Could require higher maintenance and expense.
|The technology is more forward-thinking because once added to site it will work on next months and next year’s devices without having to be programmed further.
A better return on your investment.
What practical challenges and solutions does this mean you need to consider? As Web Monkey advocates design needs to be responsive, adaptive and increasingly customer-centric.
Technology and operating systems play a huge part on usability. Tech site Mashable gives tips on what to avoid. Flash, for example, does not work on Apple devices. Internationally, Apple is just behind Android, which accounts for 64% of all smartphone sales although iOS does sneak into the lead in Japan. If the majority of smartphone users in the country you are targeting use Apple devices, then if your site uses Flash they won’t be able to see it.
Drop down menus do not work well on any smartphone browser. This is partly linked to screen size as well as functionality. Similarly if images are too large they might not load well on a mobile screen, affecting the design and enjoyment of your mobile site.
The way we browse, especially on a smartphone, is different from the browsing experience on a desktop. The consumer is used to zooming in, of “pinching” the touch screen. Yet scrolling from left to right can impact on the way a consumer reads and engages with a website.
Therefore you need to ensure your website is as customer centric on mobile devices as it is on a desktop. Avoid popups, flash and ensure there is a consistency of branding. Make it as easy to view different products and information via a mobile device as it is with a mouse or touch pad at your fingertips.
Inevitably, all your customers will not be in one place.If you are targeting customers internationally, or in a specific country, it is important to understand how smartphone and mobile device usage might compare around the globe. In Japan, for example, it even has its own name; Keitai Culture defines how consumers engage with and use their mobile devices. Masanari Arai, the cofounder and CEO of Synclore Corporation in Tokyo writes in VentureBeat that because gaming is such an important part of the Japanese online and mobile experience it is worth exploring how this can be incorporated into a mobile browser.
In Japan e-commerce is ruled by mobile devices. Both Amazon and Rakuten estimate 60% of all of their purchases come through mobile in Japan. This is much higher than in the US and Europe. Analysts believe it is because the commute in Japan is largely done by train, leaving much more time for browsing. This compares to the majority of Americans who drive to work.

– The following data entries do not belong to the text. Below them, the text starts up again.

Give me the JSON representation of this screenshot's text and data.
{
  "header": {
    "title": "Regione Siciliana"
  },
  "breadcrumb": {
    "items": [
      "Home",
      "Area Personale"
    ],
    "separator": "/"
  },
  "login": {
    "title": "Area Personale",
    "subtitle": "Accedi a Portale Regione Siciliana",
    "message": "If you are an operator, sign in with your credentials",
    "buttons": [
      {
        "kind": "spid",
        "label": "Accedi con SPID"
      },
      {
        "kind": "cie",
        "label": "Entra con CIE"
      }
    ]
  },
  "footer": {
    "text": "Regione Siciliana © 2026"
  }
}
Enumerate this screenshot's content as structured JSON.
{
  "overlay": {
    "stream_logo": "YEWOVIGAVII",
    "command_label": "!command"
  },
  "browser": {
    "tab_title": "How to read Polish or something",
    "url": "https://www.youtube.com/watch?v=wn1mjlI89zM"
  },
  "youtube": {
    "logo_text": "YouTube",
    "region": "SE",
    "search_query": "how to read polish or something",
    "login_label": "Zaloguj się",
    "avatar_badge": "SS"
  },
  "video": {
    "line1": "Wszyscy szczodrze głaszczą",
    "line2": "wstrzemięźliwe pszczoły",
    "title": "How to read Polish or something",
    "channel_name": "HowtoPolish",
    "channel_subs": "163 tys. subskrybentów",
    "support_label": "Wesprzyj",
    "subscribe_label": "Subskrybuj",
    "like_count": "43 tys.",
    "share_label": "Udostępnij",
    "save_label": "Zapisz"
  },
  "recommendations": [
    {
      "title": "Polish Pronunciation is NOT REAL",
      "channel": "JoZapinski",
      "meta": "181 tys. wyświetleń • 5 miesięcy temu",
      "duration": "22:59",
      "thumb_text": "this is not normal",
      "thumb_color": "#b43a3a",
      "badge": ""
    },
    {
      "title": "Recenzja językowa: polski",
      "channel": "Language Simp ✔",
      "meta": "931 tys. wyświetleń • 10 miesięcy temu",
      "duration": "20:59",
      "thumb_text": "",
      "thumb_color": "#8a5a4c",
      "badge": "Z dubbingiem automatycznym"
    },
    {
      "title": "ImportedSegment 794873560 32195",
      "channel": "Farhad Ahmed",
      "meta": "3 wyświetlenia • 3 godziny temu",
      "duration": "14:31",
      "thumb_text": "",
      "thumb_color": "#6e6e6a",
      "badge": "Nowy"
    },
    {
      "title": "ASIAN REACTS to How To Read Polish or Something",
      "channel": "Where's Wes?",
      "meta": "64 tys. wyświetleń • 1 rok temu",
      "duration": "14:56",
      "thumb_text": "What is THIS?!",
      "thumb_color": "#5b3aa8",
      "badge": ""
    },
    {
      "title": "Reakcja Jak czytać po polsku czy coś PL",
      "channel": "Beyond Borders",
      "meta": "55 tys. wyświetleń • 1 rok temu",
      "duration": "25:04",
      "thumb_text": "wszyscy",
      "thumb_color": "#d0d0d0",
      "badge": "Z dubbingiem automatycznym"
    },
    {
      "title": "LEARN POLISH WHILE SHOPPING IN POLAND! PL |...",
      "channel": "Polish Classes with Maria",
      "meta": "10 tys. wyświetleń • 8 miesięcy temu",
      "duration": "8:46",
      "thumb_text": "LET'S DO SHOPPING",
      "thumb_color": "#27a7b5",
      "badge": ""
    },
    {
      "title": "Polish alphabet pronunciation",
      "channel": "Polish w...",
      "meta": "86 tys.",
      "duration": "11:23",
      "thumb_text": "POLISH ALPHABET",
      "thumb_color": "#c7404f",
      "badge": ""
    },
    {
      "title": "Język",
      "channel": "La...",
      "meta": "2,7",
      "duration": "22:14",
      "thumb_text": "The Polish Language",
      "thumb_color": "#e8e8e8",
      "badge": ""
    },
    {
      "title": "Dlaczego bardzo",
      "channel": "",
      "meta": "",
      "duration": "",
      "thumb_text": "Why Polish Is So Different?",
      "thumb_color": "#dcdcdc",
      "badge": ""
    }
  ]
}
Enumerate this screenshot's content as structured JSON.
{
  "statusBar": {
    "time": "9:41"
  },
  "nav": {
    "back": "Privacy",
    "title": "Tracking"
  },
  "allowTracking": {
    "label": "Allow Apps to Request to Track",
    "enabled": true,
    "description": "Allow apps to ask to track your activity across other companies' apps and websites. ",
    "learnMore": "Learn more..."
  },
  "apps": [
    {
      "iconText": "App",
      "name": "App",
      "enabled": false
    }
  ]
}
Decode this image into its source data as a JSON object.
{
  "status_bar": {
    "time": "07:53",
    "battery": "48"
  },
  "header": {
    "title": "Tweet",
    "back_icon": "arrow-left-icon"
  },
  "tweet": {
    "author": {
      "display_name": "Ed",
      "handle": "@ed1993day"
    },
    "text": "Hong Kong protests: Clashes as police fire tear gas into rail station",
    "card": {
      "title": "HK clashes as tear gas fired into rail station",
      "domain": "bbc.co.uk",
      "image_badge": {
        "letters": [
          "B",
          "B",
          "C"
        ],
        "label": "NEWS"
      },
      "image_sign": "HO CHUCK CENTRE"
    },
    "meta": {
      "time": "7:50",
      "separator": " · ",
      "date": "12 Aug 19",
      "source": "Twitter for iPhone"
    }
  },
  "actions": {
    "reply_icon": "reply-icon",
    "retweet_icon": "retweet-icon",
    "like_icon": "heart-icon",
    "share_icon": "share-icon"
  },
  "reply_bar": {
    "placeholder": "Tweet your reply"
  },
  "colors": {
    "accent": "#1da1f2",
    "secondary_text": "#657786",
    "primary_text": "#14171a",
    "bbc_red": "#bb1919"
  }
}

In Korea under half of the population owns a smartphone. Yet e-commerce here is dominated by app usage. This is because in such a small country it is easier to guarantee high data connection speeds for more people. When customers are browsing on their mobile device they are more likely to use an app to do so. Perhaps to target Korean customers, therefore, an app is better than a mobile website?
For many US brands they are keen to tap into the Chinese market – the biggest smartphone market in the world with over 330 million subscriptions. Here there is no Google Play but Android dominates iOS (although it is catching up). A factor to remember, however, is the Great Firewall. As well as blocking social networks like Facebook and Twitter it blocks “inappropriate content”. The language, content and design all need to meet the guidelines established by the Chinese government if you are to reach consumers via a mobile device.
To engage with customers around the world it is vital to have a mobile optimized website. Functionality and adaptive technology ensure the site will work on different platforms, as well as fitting with the behavior of the online consumer and taking into account trends and cultural differences around the world. Testing the site on different platforms and with target audiences is of the utmost importance ahead of launch, to ensure it works effectively and efficiently and maintains a uniformity of brand, no matter what device the customer is using to view it.
Article contribution by ebuzz.net, skift.com, smartz.com. Data source from citerio, MarketingLand, NewMedia TrendWatch Other resources; Mashable, Webmonkey, Google.